© 2001 S. Karger AG, Basel
Article / Publication Details
Copyright / Drug Dosage / DisclaimerCopyright: All rights reserved. No part of this publication may be translated into other languages, reproduced or utilized in any form or by any means, electronic or mechanical, including photocopying, recording, microcopying, or by any information storage and retrieval system, without permission in writing from the publisher or, in the case of photocopying, direct payment of a specified fee to the Copyright Clearance Center.
Drug Dosage: The authors and the publisher have exerted every effort to ensure that drug selection and dosage set forth in this text are in accord with current recommendations and practice at the time of publication. However, in view of ongoing research, changes in government regulations, and the constant flow of information relating to drug therapy and drug reactions, the reader is urged to check the package insert for each drug for any changes in indications and dosage and for added warnings and precautions. This is particularly important when the recommended agent is a new and/or infrequently employed drug.

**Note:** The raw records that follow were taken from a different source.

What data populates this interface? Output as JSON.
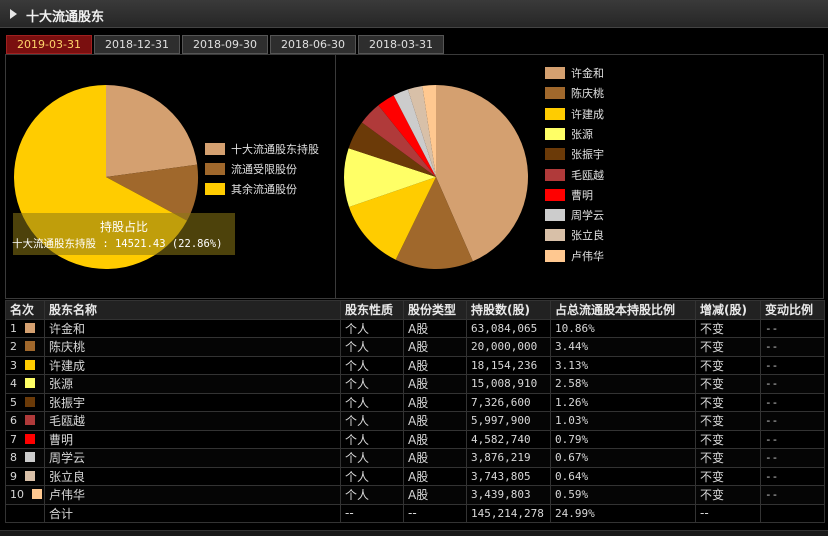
{
  "header": {
    "title": "十大流通股东"
  },
  "tabs": [
    {
      "label": "2019-03-31",
      "active": true
    },
    {
      "label": "2018-12-31",
      "active": false
    },
    {
      "label": "2018-09-30",
      "active": false
    },
    {
      "label": "2018-06-30",
      "active": false
    },
    {
      "label": "2018-03-31",
      "active": false
    }
  ],
  "pie1": {
    "legend": [
      {
        "label": "十大流通股东持股",
        "color": "#d4a070",
        "pct": 22.86
      },
      {
        "label": "流通受限股份",
        "color": "#a0682c",
        "pct": 10.0
      },
      {
        "label": "其余流通股份",
        "color": "#ffcc00",
        "pct": 67.14
      }
    ],
    "overlay_title": "持股占比",
    "overlay_text": "十大流通股东持股 : 14521.43 (22.86%)"
  },
  "pie2": {
    "legend": [
      {
        "label": "许金和",
        "color": "#d4a070"
      },
      {
        "label": "陈庆桃",
        "color": "#a0682c"
      },
      {
        "label": "许建成",
        "color": "#ffcc00"
      },
      {
        "label": "张源",
        "color": "#ffff66"
      },
      {
        "label": "张振宇",
        "color": "#6b3a08"
      },
      {
        "label": "毛瓯越",
        "color": "#b03a3a"
      },
      {
        "label": "曹明",
        "color": "#ff0000"
      },
      {
        "label": "周学云",
        "color": "#cccccc"
      },
      {
        "label": "张立良",
        "color": "#d8c0a8"
      },
      {
        "label": "卢伟华",
        "color": "#ffc890"
      }
    ]
  },
  "table": {
    "headers": [
      "名次",
      "股东名称",
      "股东性质",
      "股份类型",
      "持股数(股)",
      "占总流通股本持股比例",
      "增减(股)",
      "变动比例"
    ],
    "rows": [
      {
        "rank": "1",
        "name": "许金和",
        "nature": "个人",
        "type": "A股",
        "shares": "63,084,065",
        "ratio": "10.86%",
        "change": "不变",
        "chg_ratio": "--",
        "color": "#d4a070"
      },
      {
        "rank": "2",
        "name": "陈庆桃",
        "nature": "个人",
        "type": "A股",
        "shares": "20,000,000",
        "ratio": "3.44%",
        "change": "不变",
        "chg_ratio": "--",
        "color": "#a0682c"
      },
      {
        "rank": "3",
        "name": "许建成",
        "nature": "个人",
        "type": "A股",
        "shares": "18,154,236",
        "ratio": "3.13%",
        "change": "不变",
        "chg_ratio": "--",
        "color": "#ffcc00"
      },
      {
        "rank": "4",
        "name": "张源",
        "nature": "个人",
        "type": "A股",
        "shares": "15,008,910",
        "ratio": "2.58%",
        "change": "不变",
        "chg_ratio": "--",
        "color": "#ffff66"
      },
      {
        "rank": "5",
        "name": "张振宇",
        "nature": "个人",
        "type": "A股",
        "shares": "7,326,600",
        "ratio": "1.26%",
        "change": "不变",
        "chg_ratio": "--",
        "color": "#6b3a08"
      },
      {
        "rank": "6",
        "name": "毛瓯越",
        "nature": "个人",
        "type": "A股",
        "shares": "5,997,900",
        "ratio": "1.03%",
        "change": "不变",
        "chg_ratio": "--",
        "color": "#b03a3a"
      },
      {
        "rank": "7",
        "name": "曹明",
        "nature": "个人",
        "type": "A股",
        "shares": "4,582,740",
        "ratio": "0.79%",
        "change": "不变",
        "chg_ratio": "--",
        "color": "#ff0000"
      },
      {
        "rank": "8",
        "name": "周学云",
        "nature": "个人",
        "type": "A股",
        "shares": "3,876,219",
        "ratio": "0.67%",
        "change": "不变",
        "chg_ratio": "--",
        "color": "#cccccc"
      },
      {
        "rank": "9",
        "name": "张立良",
        "nature": "个人",
        "type": "A股",
        "shares": "3,743,805",
        "ratio": "0.64%",
        "change": "不变",
        "chg_ratio": "--",
        "color": "#d8c0a8"
      },
      {
        "rank": "10",
        "name": "卢伟华",
        "nature": "个人",
        "type": "A股",
        "shares": "3,439,803",
        "ratio": "0.59%",
        "change": "不变",
        "chg_ratio": "--",
        "color": "#ffc890"
      }
    ],
    "total": {
      "label": "合计",
      "nature": "--",
      "type": "--",
      "shares": "145,214,278",
      "ratio": "24.99%",
      "change": "--",
      "chg_ratio": ""
    }
  },
  "chart_data": [
    {
      "type": "pie",
      "categories": [
        "十大流通股东持股",
        "流通受限股份",
        "其余流通股份"
      ],
      "values": [
        22.86,
        10.0,
        67.14
      ]
    },
    {
      "type": "pie",
      "categories": [
        "许金和",
        "陈庆桃",
        "许建成",
        "张源",
        "张振宇",
        "毛瓯越",
        "曹明",
        "周学云",
        "张立良",
        "卢伟华"
      ],
      "values": [
        63084065,
        20000000,
        18154236,
        15008910,
        7326600,
        5997900,
        4582740,
        3876219,
        3743805,
        3439803
      ]
    }
  ]
}
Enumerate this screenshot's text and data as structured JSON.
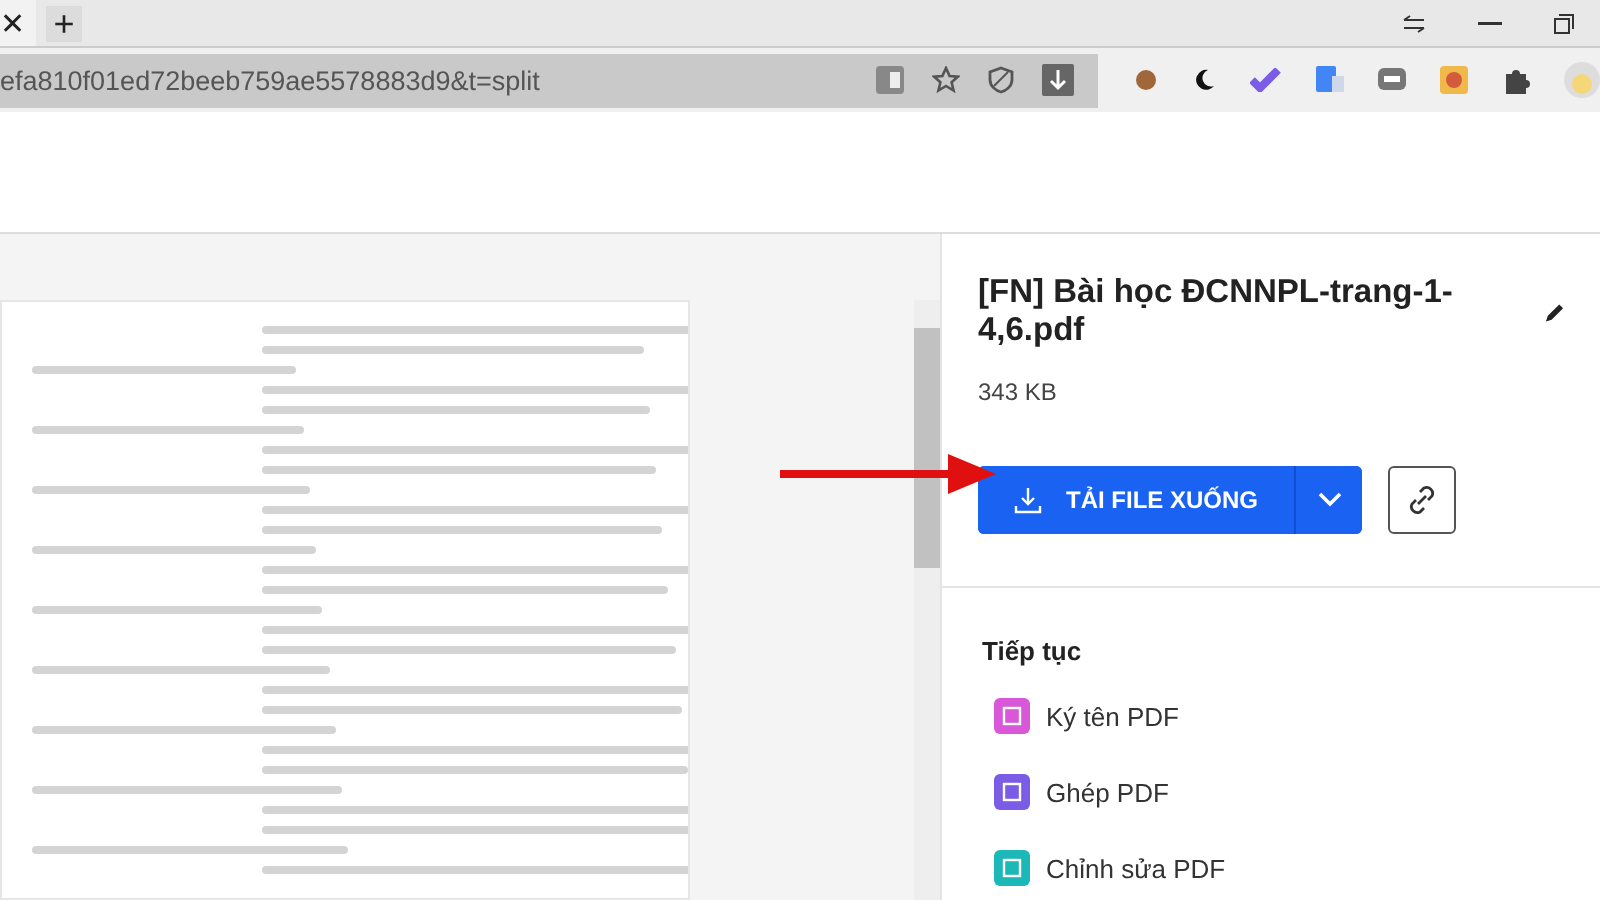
{
  "browser": {
    "tab_close": "✕",
    "new_tab": "+",
    "url": "efa810f01ed72beeb759ae5578883d9&t=split"
  },
  "file": {
    "name": "[FN] Bài học ĐCNNPL-trang-1-4,6.pdf",
    "size": "343 KB",
    "download_label": "TẢI FILE XUỐNG"
  },
  "continue": {
    "heading": "Tiếp tục",
    "items": [
      {
        "label": "Ký tên PDF",
        "color": "#d957d9"
      },
      {
        "label": "Ghép PDF",
        "color": "#7b5ce6"
      },
      {
        "label": "Chỉnh sửa PDF",
        "color": "#1cb8b8"
      }
    ]
  }
}
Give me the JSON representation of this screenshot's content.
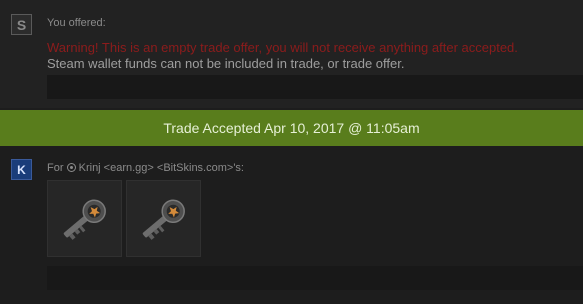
{
  "offer": {
    "avatar_letter": "S",
    "label": "You offered:",
    "warning": "Warning! This is an empty trade offer, you will not receive anything after accepted.",
    "wallet_note": "Steam wallet funds can not be included in trade, or trade offer."
  },
  "banner": {
    "text": "Trade Accepted Apr 10, 2017 @ 11:05am",
    "color": "#597d1c"
  },
  "partner": {
    "avatar_letter": "K",
    "label_prefix": "For",
    "label_rest": "Krinj <earn.gg> <BitSkins.com>'s:",
    "items": [
      {
        "icon": "case-key-icon"
      },
      {
        "icon": "case-key-icon"
      }
    ]
  }
}
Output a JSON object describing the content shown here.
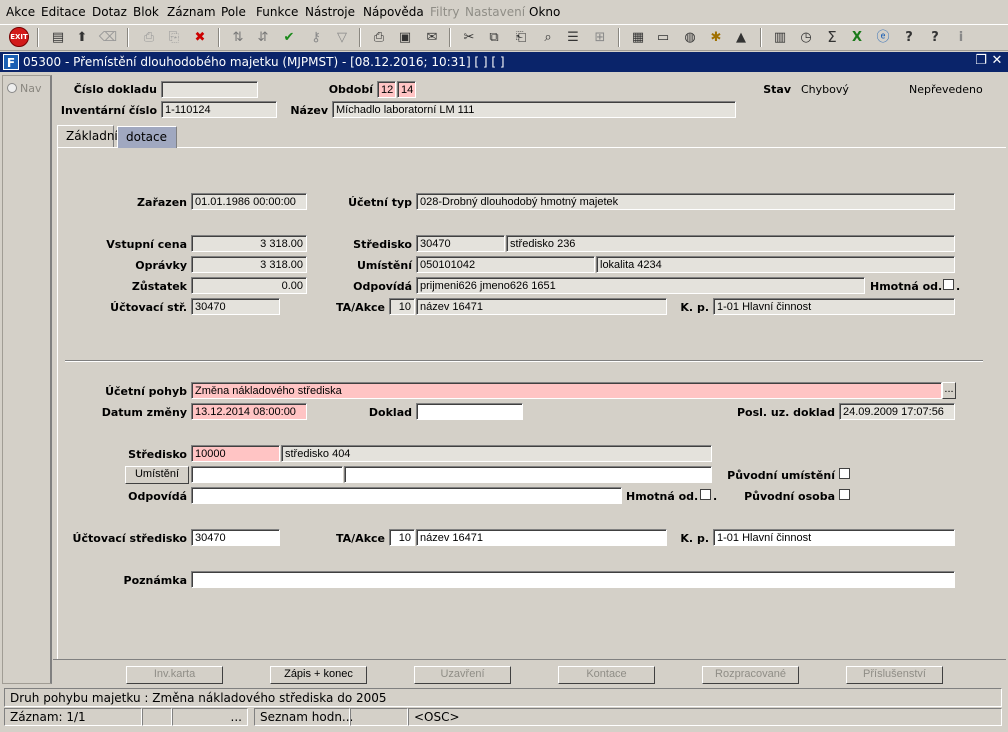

Disclaimer: The statements, opinions and data contained in this publication are solely those of the individual authors and contributors and not of the publishers and the editor(s). The appearance of advertisements or/and product references in the publication is not a warranty, endorsement, or approval of the products or services advertised or of their effectiveness, quality or safety. The publisher and the editor(s) disclaim responsibility for any injury to persons or property resulting from any ideas, methods, instructions or products referred to in the content or advertisements.